> Working data
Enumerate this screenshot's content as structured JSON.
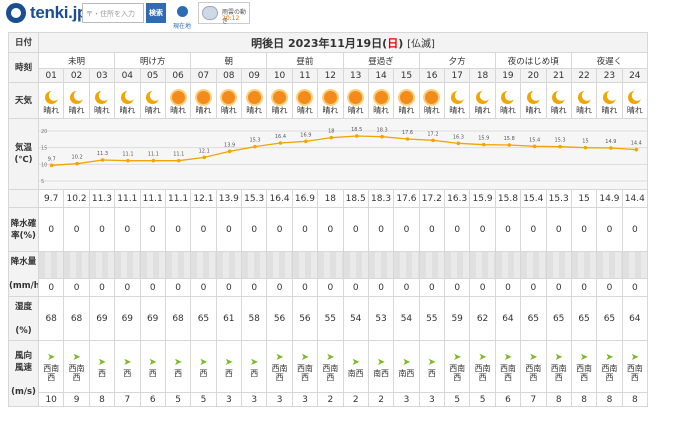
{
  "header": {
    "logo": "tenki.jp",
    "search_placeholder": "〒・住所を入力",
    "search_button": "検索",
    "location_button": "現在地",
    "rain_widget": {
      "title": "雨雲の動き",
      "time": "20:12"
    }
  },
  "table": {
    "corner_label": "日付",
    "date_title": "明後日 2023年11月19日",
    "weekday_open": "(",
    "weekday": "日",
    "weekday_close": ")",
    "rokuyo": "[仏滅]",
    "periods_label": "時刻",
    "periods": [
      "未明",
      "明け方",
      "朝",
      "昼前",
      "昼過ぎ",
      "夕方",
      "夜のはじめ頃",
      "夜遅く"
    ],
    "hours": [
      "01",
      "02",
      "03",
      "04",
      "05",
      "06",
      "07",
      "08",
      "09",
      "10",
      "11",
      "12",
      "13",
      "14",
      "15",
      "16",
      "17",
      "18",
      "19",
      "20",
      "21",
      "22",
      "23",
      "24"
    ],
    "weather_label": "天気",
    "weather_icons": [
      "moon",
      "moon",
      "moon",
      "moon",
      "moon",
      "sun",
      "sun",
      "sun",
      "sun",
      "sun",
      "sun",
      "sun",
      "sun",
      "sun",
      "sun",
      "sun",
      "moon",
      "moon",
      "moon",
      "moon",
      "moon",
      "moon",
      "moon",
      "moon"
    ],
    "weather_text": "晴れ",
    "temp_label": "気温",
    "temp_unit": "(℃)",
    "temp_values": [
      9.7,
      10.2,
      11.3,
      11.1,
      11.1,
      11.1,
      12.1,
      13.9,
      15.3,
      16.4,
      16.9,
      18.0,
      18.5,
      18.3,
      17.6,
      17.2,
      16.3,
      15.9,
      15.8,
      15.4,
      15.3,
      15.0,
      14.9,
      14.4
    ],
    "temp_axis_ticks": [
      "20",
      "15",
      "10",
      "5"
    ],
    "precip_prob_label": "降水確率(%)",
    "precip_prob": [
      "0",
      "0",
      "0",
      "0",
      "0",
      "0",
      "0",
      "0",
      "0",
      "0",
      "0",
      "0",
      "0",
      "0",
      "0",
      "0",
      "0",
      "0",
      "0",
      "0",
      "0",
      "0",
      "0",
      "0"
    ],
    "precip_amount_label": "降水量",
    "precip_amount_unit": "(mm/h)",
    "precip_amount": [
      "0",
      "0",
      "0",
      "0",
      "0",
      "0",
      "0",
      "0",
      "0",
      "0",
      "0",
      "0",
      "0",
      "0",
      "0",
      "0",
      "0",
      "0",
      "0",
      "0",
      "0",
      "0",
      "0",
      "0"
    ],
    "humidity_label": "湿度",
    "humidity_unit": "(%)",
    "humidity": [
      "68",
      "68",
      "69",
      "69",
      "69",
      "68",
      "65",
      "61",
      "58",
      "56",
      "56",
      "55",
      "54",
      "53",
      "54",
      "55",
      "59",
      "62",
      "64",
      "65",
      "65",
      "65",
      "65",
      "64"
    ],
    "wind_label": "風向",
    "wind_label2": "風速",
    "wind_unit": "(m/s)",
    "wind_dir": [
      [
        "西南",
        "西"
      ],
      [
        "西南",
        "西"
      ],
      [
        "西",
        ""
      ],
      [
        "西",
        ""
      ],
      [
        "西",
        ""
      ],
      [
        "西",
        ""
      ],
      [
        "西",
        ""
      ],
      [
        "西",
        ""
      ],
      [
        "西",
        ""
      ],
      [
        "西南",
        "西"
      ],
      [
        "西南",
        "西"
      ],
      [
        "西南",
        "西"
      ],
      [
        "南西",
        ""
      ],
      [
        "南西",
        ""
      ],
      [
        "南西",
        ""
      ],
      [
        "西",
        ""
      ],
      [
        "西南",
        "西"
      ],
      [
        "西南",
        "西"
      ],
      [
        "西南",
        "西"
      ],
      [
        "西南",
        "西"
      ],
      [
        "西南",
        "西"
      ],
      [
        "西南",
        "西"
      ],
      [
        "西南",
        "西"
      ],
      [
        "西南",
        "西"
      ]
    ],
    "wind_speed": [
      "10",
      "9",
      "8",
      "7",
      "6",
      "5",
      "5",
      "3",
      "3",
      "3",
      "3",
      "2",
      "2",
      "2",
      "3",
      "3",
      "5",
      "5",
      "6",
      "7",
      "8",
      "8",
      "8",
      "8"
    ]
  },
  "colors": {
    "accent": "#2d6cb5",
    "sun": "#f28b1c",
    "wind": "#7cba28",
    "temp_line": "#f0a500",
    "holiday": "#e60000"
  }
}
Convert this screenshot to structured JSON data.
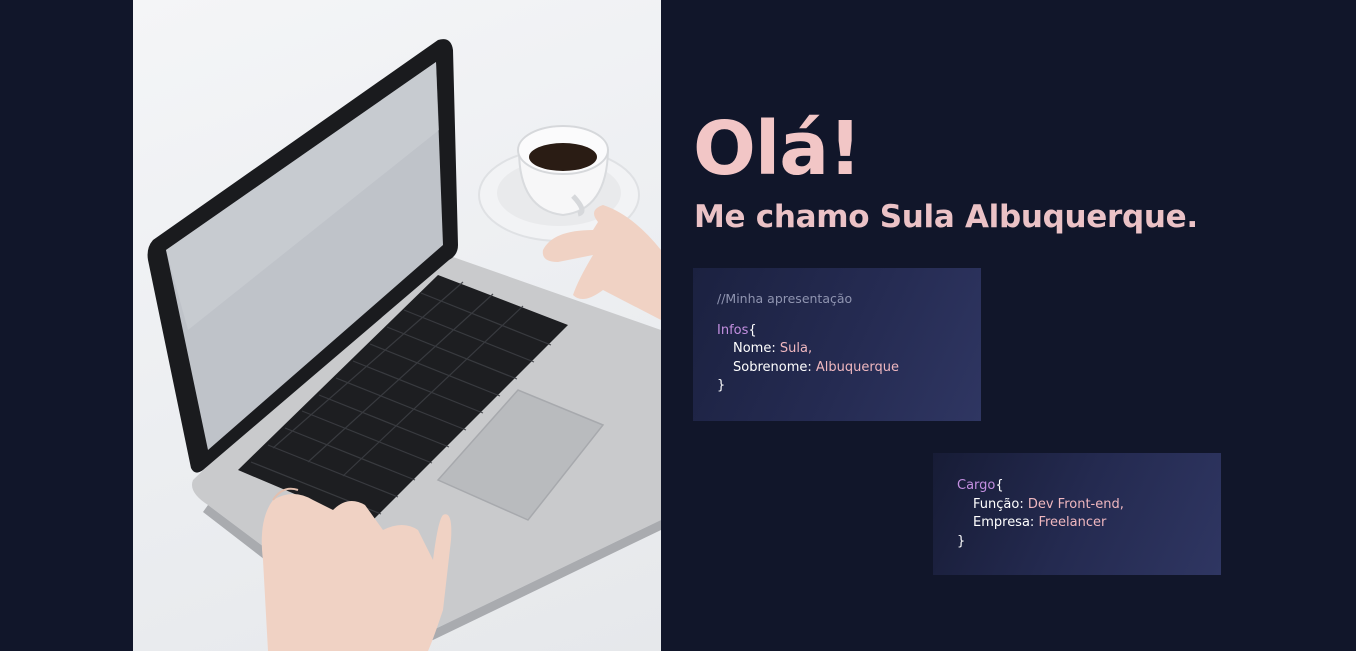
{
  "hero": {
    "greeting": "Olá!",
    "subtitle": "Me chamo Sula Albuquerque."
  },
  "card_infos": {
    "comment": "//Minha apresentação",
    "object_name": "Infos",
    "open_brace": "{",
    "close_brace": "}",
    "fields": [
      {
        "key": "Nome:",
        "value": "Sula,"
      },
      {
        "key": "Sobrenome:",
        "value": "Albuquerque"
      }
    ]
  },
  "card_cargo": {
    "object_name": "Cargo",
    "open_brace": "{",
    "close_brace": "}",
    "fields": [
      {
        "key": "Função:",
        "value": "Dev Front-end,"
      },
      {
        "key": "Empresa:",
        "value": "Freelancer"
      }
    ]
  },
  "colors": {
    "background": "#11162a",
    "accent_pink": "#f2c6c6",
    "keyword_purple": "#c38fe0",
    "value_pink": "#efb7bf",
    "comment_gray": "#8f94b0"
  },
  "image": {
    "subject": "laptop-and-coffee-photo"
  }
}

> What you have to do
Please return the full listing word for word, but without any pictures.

> Completed task
Enumerate this screenshot's content as structured JSON.
{
  "header": {
    "logo": "tenki.jp",
    "search_placeholder": "〒・住所を入力",
    "search_button": "検索",
    "location_button": "現在地",
    "rain_widget": {
      "title": "雨雲の動き",
      "time": "20:12"
    }
  },
  "table": {
    "corner_label": "日付",
    "date_title": "明後日 2023年11月19日",
    "weekday_open": "(",
    "weekday": "日",
    "weekday_close": ")",
    "rokuyo": "[仏滅]",
    "periods_label": "時刻",
    "periods": [
      "未明",
      "明け方",
      "朝",
      "昼前",
      "昼過ぎ",
      "夕方",
      "夜のはじめ頃",
      "夜遅く"
    ],
    "hours": [
      "01",
      "02",
      "03",
      "04",
      "05",
      "06",
      "07",
      "08",
      "09",
      "10",
      "11",
      "12",
      "13",
      "14",
      "15",
      "16",
      "17",
      "18",
      "19",
      "20",
      "21",
      "22",
      "23",
      "24"
    ],
    "weather_label": "天気",
    "weather_icons": [
      "moon",
      "moon",
      "moon",
      "moon",
      "moon",
      "sun",
      "sun",
      "sun",
      "sun",
      "sun",
      "sun",
      "sun",
      "sun",
      "sun",
      "sun",
      "sun",
      "moon",
      "moon",
      "moon",
      "moon",
      "moon",
      "moon",
      "moon",
      "moon"
    ],
    "weather_text": "晴れ",
    "temp_label": "気温",
    "temp_unit": "(℃)",
    "temp_values": [
      9.7,
      10.2,
      11.3,
      11.1,
      11.1,
      11.1,
      12.1,
      13.9,
      15.3,
      16.4,
      16.9,
      18.0,
      18.5,
      18.3,
      17.6,
      17.2,
      16.3,
      15.9,
      15.8,
      15.4,
      15.3,
      15.0,
      14.9,
      14.4
    ],
    "temp_axis_ticks": [
      "20",
      "15",
      "10",
      "5"
    ],
    "precip_prob_label": "降水確率(%)",
    "precip_prob": [
      "0",
      "0",
      "0",
      "0",
      "0",
      "0",
      "0",
      "0",
      "0",
      "0",
      "0",
      "0",
      "0",
      "0",
      "0",
      "0",
      "0",
      "0",
      "0",
      "0",
      "0",
      "0",
      "0",
      "0"
    ],
    "precip_amount_label": "降水量",
    "precip_amount_unit": "(mm/h)",
    "precip_amount": [
      "0",
      "0",
      "0",
      "0",
      "0",
      "0",
      "0",
      "0",
      "0",
      "0",
      "0",
      "0",
      "0",
      "0",
      "0",
      "0",
      "0",
      "0",
      "0",
      "0",
      "0",
      "0",
      "0",
      "0"
    ],
    "humidity_label": "湿度",
    "humidity_unit": "(%)",
    "humidity": [
      "68",
      "68",
      "69",
      "69",
      "69",
      "68",
      "65",
      "61",
      "58",
      "56",
      "56",
      "55",
      "54",
      "53",
      "54",
      "55",
      "59",
      "62",
      "64",
      "65",
      "65",
      "65",
      "65",
      "64"
    ],
    "wind_label": "風向",
    "wind_label2": "風速",
    "wind_unit": "(m/s)",
    "wind_dir": [
      [
        "西南",
        "西"
      ],
      [
        "西南",
        "西"
      ],
      [
        "西",
        ""
      ],
      [
        "西",
        ""
      ],
      [
        "西",
        ""
      ],
      [
        "西",
        ""
      ],
      [
        "西",
        ""
      ],
      [
        "西",
        ""
      ],
      [
        "西",
        ""
      ],
      [
        "西南",
        "西"
      ],
      [
        "西南",
        "西"
      ],
      [
        "西南",
        "西"
      ],
      [
        "南西",
        ""
      ],
      [
        "南西",
        ""
      ],
      [
        "南西",
        ""
      ],
      [
        "西",
        ""
      ],
      [
        "西南",
        "西"
      ],
      [
        "西南",
        "西"
      ],
      [
        "西南",
        "西"
      ],
      [
        "西南",
        "西"
      ],
      [
        "西南",
        "西"
      ],
      [
        "西南",
        "西"
      ],
      [
        "西南",
        "西"
      ],
      [
        "西南",
        "西"
      ]
    ],
    "wind_speed": [
      "10",
      "9",
      "8",
      "7",
      "6",
      "5",
      "5",
      "3",
      "3",
      "3",
      "3",
      "2",
      "2",
      "2",
      "3",
      "3",
      "5",
      "5",
      "6",
      "7",
      "8",
      "8",
      "8",
      "8"
    ]
  },
  "colors": {
    "accent": "#2d6cb5",
    "sun": "#f28b1c",
    "wind": "#7cba28",
    "temp_line": "#f0a500",
    "holiday": "#e60000"
  }
}
Convert this screenshot to structured JSON data.
{
  "hero": {
    "greeting": "Olá!",
    "subtitle": "Me chamo Sula Albuquerque."
  },
  "card_infos": {
    "comment": "//Minha apresentação",
    "object_name": "Infos",
    "open_brace": "{",
    "close_brace": "}",
    "fields": [
      {
        "key": "Nome:",
        "value": "Sula,"
      },
      {
        "key": "Sobrenome:",
        "value": "Albuquerque"
      }
    ]
  },
  "card_cargo": {
    "object_name": "Cargo",
    "open_brace": "{",
    "close_brace": "}",
    "fields": [
      {
        "key": "Função:",
        "value": "Dev Front-end,"
      },
      {
        "key": "Empresa:",
        "value": "Freelancer"
      }
    ]
  },
  "colors": {
    "background": "#11162a",
    "accent_pink": "#f2c6c6",
    "keyword_purple": "#c38fe0",
    "value_pink": "#efb7bf",
    "comment_gray": "#8f94b0"
  },
  "image": {
    "subject": "laptop-and-coffee-photo"
  }
}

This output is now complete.